--- Exercise data ---
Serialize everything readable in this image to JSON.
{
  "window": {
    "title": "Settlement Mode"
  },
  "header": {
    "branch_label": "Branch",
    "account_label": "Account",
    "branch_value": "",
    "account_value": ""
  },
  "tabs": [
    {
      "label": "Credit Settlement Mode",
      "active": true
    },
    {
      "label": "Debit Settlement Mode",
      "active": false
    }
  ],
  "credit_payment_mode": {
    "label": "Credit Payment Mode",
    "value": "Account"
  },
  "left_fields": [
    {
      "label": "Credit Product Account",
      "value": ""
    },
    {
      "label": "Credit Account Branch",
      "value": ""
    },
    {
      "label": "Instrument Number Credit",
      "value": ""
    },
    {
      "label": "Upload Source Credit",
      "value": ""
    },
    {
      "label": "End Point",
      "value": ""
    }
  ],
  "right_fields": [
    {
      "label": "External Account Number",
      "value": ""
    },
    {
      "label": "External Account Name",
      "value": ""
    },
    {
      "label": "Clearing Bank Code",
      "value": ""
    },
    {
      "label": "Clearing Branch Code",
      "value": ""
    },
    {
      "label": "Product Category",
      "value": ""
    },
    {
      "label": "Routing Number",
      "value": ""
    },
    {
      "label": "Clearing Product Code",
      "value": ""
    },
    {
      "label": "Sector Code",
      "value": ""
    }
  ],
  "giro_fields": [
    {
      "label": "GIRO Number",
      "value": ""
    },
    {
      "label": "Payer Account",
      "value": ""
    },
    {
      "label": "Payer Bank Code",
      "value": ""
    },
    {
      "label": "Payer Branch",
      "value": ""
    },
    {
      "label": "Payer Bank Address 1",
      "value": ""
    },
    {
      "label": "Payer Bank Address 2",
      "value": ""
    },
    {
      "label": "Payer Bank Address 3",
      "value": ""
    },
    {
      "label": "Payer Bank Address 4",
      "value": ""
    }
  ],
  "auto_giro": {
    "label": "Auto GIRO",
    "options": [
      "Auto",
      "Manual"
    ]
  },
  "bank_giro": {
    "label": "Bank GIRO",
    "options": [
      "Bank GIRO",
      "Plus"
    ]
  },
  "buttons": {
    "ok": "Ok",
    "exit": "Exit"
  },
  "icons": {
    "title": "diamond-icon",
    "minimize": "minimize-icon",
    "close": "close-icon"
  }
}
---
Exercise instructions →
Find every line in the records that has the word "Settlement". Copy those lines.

Written answer →
    "title": "Settlement Mode"
      "label": "Credit Settlement Mode",
      "label": "Debit Settlement Mode",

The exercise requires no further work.